Crime stories are always best when they’re “based on a true story” and Bad Blood went one further by being a meticulously researched yet incredibly gripping account of Theranos’ rise and fall over the last decade. John Carreyrou portrays the major characters and events equally well, skilfully reconstructing events that took place years before he had even heard of Theranos, much less brought about their downfall with his 2015 Wall Street Journal front page story.
Theranos, for those who don’t pay much attention to unicorns, was once the worlds hottest biotech startup. It promised to revolutionise the world of blood tests, most notably by only requiring a prick of a finger, rather than the conventional method of using a needle.
This non-negotiable feature of the product was driven by Theranos’ founder Elizabeth Holmes’ fear of needles. Ms Holmes would have played the role of supervillain very well had this been a fictional tale. She appeared to believe her own delusions from start to finish, that she, at 19-year-old with two semesters of Chemical Engineering at Stanford under her belt, was going to revolutionise the world. Not the world of blood testing, the world. She once told her employees (at a Christmas party no less) that her blood testing machine “is the most important thing humanity has ever built” and encouraged any dissenters to leave right then. Every time the company was unable to meet a deadline, she used one of two tactics, securing an extension or outright fraud. She never appears to have considered accepting defeat and pivoting to a more realistic product.

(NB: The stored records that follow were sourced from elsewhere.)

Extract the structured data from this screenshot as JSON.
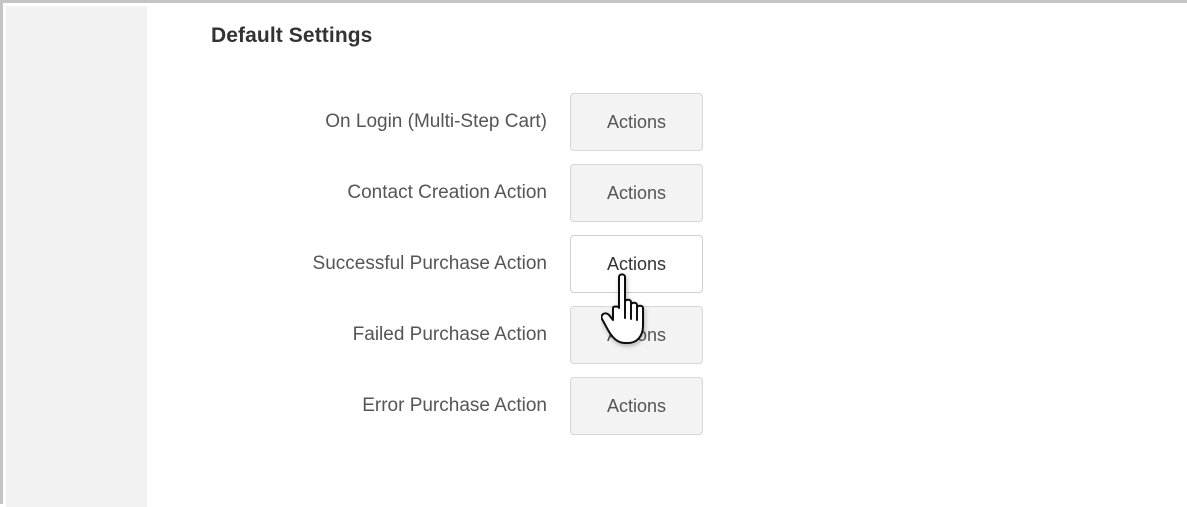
{
  "section": {
    "title": "Default Settings"
  },
  "rows": [
    {
      "label": "On Login (Multi-Step Cart)",
      "button": "Actions"
    },
    {
      "label": "Contact Creation Action",
      "button": "Actions"
    },
    {
      "label": "Successful Purchase Action",
      "button": "Actions"
    },
    {
      "label": "Failed Purchase Action",
      "button": "Actions"
    },
    {
      "label": "Error Purchase Action",
      "button": "Actions"
    }
  ],
  "cursor": {
    "icon": "hand-pointer-icon"
  },
  "colors": {
    "border": "#c4c4c4",
    "rail": "#f2f2f2",
    "button_bg": "#f3f3f3",
    "button_hover_bg": "#ffffff",
    "label_text": "#555555",
    "title_text": "#333333"
  }
}
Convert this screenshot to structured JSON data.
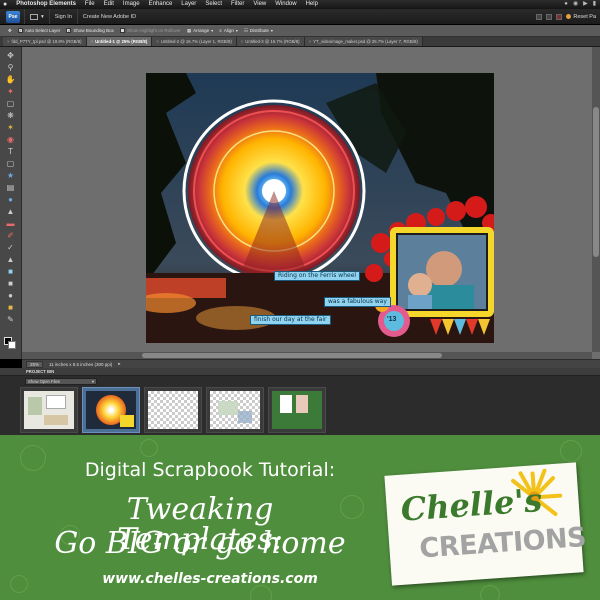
{
  "menubar": {
    "apple_icon": "apple-icon",
    "items": [
      "Photoshop Elements",
      "File",
      "Edit",
      "Image",
      "Enhance",
      "Layer",
      "Select",
      "Filter",
      "View",
      "Window",
      "Help"
    ]
  },
  "appbar": {
    "sign_in": "Sign In",
    "create_id": "Create New Adobe ID",
    "reset_panels": "Reset Pa"
  },
  "options": {
    "auto_select": "Auto Select Layer",
    "show_bounding": "Show Bounding Box",
    "show_highlight": "Show Highlight on Rollover",
    "arrange": "Arrange",
    "align": "Align",
    "distribute": "Distribute"
  },
  "tabs": [
    {
      "label": "fdd_P7TY_tpl.psd @ 19.9% (RGB/8)",
      "active": false
    },
    {
      "label": "Untitled-1 @ 25% (RGB/8)",
      "active": true
    },
    {
      "label": "Untitled-2 @ 16.7% (Layer 1, RGB/8)",
      "active": false
    },
    {
      "label": "Untitled-3 @ 16.7% (RGB/8)",
      "active": false
    },
    {
      "label": "YT_videoimage_maker.psd @ 25.7% (Layer 7, RGB/8)",
      "active": false
    }
  ],
  "photo": {
    "caption_1": "Riding on the Ferris wheel",
    "caption_2": "was a fabulous way",
    "caption_3": "finish our day at the fair",
    "badge": "'13"
  },
  "status": {
    "zoom": "25%",
    "doc_size": "11 inches x 8.5 inches (300 ppi)"
  },
  "bin": {
    "header": "PROJECT BIN",
    "dropdown": "Show Open Files"
  },
  "banner": {
    "subtitle": "Digital Scrapbook Tutorial:",
    "title_line1": "Tweaking Templates:",
    "title_line2": "Go BIG or go home",
    "url": "www.chelles-creations.com",
    "logo_name": "Chelle's",
    "logo_word": "CREATIONS"
  },
  "colors": {
    "banner_green": "#4f8e3d",
    "logo_green": "#3b7a2d",
    "caption_blue": "#8fd3f0"
  }
}
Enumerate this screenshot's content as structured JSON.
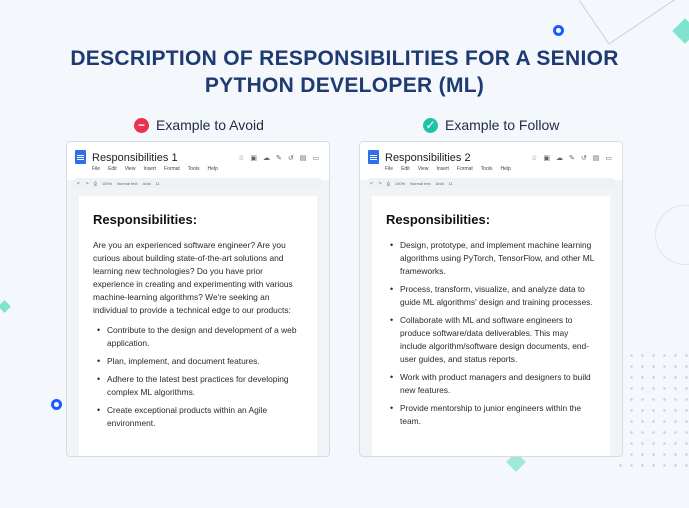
{
  "page": {
    "title_line1": "DESCRIPTION OF RESPONSIBILITIES FOR A SENIOR",
    "title_line2": "PYTHON DEVELOPER (ML)"
  },
  "colors": {
    "title": "#1d3a72",
    "avoid": "#e8344e",
    "follow": "#22c3a5",
    "accent": "#1a5cff"
  },
  "avoid": {
    "label": "Example to Avoid",
    "badge_icon": "minus-icon",
    "doc_name": "Responsibilities 1",
    "menu": [
      "File",
      "Edit",
      "View",
      "Insert",
      "Format",
      "Tools",
      "Help"
    ],
    "heading": "Responsibilities:",
    "paragraph": "Are you an experienced software engineer? Are you curious about building state-of-the-art solutions and learning new technologies? Do you have prior experience in creating and experimenting with various machine-learning algorithms? We're seeking an individual to provide a technical edge to our products:",
    "items": [
      "Contribute to the design and development of a web application.",
      "Plan, implement, and document features.",
      "Adhere to the latest best practices for developing complex ML algorithms.",
      "Create exceptional products within an Agile environment."
    ]
  },
  "follow": {
    "label": "Example to Follow",
    "badge_icon": "check-icon",
    "doc_name": "Responsibilities 2",
    "menu": [
      "File",
      "Edit",
      "View",
      "Insert",
      "Format",
      "Tools",
      "Help"
    ],
    "heading": "Responsibilities:",
    "items": [
      "Design, prototype, and implement machine learning algorithms using PyTorch, TensorFlow, and other ML frameworks.",
      "Process, transform, visualize, and analyze data to guide ML algorithms' design and training processes.",
      "Collaborate with ML and software engineers to produce software/data deliverables. This may include algorithm/software design documents, end-user guides, and status reports.",
      "Work with product managers and designers to build new features.",
      "Provide mentorship to junior engineers within the team."
    ]
  },
  "toolbar": {
    "zoom": "100%",
    "style": "Normal text",
    "font": "Arial",
    "size": "11"
  }
}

Holmes believed herself to be the next Steve Jobs and even took to dressing like the Apple founder. Her messianic beliefs and self-confidence were indeed infectious and allowed her to gain the trust of so many otherwise intelligent and diligent men and women. What also shouldn’t be underplayed is the effect of Holmes’ background though, her family connections allowed her to snowball endorsements and use them to gain the trust of others. This is how she both acquired her early capital funding and eventually assembled an incredibly star-studded board of directors such as former Secretary of States George Shultz and Henry Kissinger and former US general (and future Defence Secretary) Jim Mattis.
One crucial factor in Theranos’ “success”, or rather failure, depending on how you look at it, was that most of the board had military or diplomatic backgrounds. This meant they were unwilling to challenge Holmes on the technical aspects of the product and exercised highly limited oversight. There is surely a lesson here for the eagerness to have “outside perspectives” on corporate boards, while this may indeed be desirable it can’t come at the cost of relevant expertise. Likewise, the dissenters in the various deals Holmes made, Walgreens, Safeway, the deal she almost closed with the US military, tended to be the specialists in their field.
Bad Blood also casts light on the truly worrying culture of Silicon Valley, Carreyrou’s work would have been impossible to write without the cooperation of the employees who quit after witnessing such barefaced fraud, but what of the hundreds who kept on working there? Theranos were either testing the blood on commercial machines bought from Siemens or were carrying out incredibly inaccurate tests on their own and promising patients and doctors the data was reliable. Holmes’ deputy, boyfriend and now co-defendant on fraud charges, Ramesh “Sunny” Balwani was a laughably unpleasant character. He would monitor CCTV footage to see when employees left, he would fire them publicly without even giving them a chance to retrieve their personal effects, he lectured the staff on the need for extreme loyalty. Exactly why employees put up with such working conditions is hard to explain. Holmes and Sunny were incredibly paranoid and prevented staff in different teams from communicating with each other while monitoring all their actions tightly, they would even search employees bags when they left in case they had printed copies of email exchanges. This level of paranoia, coupled with Holmes’ messianic charisma, seems to be what convinced so many A-list investors to part with their money (why have such security if you don’t have a billion dollar product?_ and to give Theranos a scarcely credible valuation of $9 billion dollars in 2013 (of course fraudulent revenue figures also played a role, as Holmes’ indictment makes clear).
The book is a thrilling read and the brilliant, brave former employees who faced up to expensive, intimidating legal threats are the only ones who really come out of it with any credit and were it not for them, it’s entirely possible far more patients could have made decisions based on fraudulent test results, as well as millions more in venture capital money being wasted (which would’ve been the real tragedy).
Length: 299 pages
Goodreads score: 4.45